But the decision was not unanimous, and the lone judge who decided in Brady's favor may have some sway now that the Second Circuit has to decide whether or not it will grant Brady a rehearing. That judge, of course, was Chief Judge Robert A. Katzmann.
The fact that the Chief Judge of the Second Circuit was the one who dissented with the majority opinion gives Brady's legal team some hope that seven of the 13 Second Circuit judges will agree to grant him a rehearing.
"The Chief Judge wrote a very convincing dissent," Brady's lead counsel Ted Olson told PFT Live on NBC Sports Radio. "He’s a highly respected individual. He’s been a member of that Court for many, many, many years. He very rarely dissents from an opinion by his colleagues. Over the years, just a few times out of thousands of cases in which he’s participated.
"So here’s an individual who is highly respected, who’s the Chief Judge of the court, who wrote a very cogent, persuasive, dissenting opinion pointing out important principles that he felt -- and we feel -- the majority got wrong. So we do think that that gives us an extra impetus in seeking rehearing."

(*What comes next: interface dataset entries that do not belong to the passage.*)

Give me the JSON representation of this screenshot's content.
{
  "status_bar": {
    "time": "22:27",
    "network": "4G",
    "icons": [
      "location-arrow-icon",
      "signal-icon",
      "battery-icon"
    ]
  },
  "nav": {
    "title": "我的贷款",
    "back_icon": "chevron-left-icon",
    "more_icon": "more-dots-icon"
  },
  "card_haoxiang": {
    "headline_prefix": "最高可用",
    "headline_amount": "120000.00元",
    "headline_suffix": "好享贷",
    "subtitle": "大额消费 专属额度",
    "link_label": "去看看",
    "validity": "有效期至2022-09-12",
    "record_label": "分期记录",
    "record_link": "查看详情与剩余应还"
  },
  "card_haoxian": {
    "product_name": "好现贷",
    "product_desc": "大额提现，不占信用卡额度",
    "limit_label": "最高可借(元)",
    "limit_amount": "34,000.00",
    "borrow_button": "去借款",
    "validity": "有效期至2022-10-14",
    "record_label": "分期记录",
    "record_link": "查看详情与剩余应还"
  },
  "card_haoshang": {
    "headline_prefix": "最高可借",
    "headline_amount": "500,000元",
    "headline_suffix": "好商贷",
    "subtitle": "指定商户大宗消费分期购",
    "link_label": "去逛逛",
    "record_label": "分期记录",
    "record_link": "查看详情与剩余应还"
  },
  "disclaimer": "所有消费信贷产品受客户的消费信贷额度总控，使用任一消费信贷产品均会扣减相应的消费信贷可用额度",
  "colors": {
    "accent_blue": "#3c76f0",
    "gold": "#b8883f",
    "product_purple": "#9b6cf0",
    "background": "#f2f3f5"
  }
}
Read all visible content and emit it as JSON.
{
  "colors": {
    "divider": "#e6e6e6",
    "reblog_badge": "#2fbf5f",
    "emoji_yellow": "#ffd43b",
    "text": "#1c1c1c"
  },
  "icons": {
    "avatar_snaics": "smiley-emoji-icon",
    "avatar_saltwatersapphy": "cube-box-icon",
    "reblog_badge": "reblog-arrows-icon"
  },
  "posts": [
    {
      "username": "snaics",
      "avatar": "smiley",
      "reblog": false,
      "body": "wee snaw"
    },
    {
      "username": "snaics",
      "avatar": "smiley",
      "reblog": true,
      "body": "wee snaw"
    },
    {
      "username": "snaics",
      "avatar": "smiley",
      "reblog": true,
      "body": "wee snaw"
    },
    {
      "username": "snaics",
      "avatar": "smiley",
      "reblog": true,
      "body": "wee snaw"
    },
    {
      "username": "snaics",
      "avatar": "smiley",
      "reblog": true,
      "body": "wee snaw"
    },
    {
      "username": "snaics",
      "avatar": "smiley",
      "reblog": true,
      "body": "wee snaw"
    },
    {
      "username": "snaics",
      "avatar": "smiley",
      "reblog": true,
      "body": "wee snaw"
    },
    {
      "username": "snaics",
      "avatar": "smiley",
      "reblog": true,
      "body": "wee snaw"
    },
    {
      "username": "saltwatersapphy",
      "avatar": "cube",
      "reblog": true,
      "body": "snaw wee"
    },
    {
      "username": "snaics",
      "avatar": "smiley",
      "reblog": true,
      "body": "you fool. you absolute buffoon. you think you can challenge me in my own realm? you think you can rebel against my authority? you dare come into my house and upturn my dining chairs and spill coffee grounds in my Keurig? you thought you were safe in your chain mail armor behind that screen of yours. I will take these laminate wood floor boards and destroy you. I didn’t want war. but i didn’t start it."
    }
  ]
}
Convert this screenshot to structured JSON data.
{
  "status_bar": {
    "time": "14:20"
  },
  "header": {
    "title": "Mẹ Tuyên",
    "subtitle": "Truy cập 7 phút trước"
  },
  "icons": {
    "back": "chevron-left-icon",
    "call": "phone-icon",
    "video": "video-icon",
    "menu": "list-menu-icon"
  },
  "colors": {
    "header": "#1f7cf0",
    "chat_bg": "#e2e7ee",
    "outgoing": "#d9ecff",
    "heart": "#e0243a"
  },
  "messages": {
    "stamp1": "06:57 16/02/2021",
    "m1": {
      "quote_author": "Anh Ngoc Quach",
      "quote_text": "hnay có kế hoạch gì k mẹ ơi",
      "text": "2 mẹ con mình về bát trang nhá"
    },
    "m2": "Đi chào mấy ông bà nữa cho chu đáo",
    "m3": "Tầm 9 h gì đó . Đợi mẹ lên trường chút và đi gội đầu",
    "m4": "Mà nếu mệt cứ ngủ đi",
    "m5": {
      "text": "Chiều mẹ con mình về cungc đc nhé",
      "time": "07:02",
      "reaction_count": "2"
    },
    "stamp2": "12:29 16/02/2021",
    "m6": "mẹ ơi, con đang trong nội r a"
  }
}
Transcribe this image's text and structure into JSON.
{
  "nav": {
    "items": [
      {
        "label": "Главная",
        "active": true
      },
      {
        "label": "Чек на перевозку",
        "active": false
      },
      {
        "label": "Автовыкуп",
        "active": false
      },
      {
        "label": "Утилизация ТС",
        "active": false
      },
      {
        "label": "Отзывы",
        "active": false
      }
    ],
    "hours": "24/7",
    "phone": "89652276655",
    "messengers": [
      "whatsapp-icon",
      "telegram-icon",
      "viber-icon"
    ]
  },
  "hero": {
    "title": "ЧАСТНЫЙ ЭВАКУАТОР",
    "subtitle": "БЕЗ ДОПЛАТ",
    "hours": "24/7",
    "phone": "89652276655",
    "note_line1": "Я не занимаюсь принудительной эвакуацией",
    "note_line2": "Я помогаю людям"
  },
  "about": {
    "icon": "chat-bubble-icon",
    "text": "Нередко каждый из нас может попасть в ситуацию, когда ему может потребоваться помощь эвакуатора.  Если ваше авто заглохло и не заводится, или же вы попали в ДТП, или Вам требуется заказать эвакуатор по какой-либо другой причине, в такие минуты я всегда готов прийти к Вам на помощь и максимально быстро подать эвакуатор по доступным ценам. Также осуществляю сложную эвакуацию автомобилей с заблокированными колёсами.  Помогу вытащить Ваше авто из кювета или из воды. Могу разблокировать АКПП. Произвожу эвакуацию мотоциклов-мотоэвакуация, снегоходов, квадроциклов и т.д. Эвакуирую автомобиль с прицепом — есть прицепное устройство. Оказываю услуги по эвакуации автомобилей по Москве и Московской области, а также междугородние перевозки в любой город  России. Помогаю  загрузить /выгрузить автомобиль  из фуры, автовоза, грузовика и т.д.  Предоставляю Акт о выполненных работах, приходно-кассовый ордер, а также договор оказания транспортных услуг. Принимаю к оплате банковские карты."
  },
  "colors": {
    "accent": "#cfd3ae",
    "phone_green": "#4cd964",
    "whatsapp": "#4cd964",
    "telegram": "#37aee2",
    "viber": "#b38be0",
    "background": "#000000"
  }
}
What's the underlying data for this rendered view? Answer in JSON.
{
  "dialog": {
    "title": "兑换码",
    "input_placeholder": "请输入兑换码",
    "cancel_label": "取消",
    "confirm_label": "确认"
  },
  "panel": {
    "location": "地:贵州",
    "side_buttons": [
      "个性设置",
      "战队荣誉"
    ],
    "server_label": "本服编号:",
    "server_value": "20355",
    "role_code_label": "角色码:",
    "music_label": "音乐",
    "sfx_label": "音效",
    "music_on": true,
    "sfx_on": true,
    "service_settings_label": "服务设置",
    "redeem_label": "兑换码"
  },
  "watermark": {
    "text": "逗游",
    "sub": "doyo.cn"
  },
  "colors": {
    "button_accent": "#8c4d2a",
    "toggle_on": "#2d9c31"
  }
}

In its petition requesting a rehearing, Brady's legal team reiterated the same arguments that Katzmann made in his dissent: a) NFL commissioner Roger Goodell should not have been able to change the factual basis for the discipline once the appeal hearing had concluded, and b) Goodell should have at least considered punishing Brady based on the CBA's scheduled punishments for equipment violations.
"[The] majority . . . asserts that the Commissioner did not change the factual basis for the discipline and, in effect, that any change was harmless," Katsmann wrote. "I cannot agree."
Katzmann added: "The Commissioner failed to even consider a highly relevant alternative penalty and relied, instead, on an inapt analogy to the League's steroid policy. This deficiency, especially when viewed in combination with the shifting rationale for Brady's discipline, leaves me to conclude that the Commissioner's decision reflected 'his own brand of industrial justice.' "
You can read our breakdown of the cases upon which Brady's team relied in its petition here.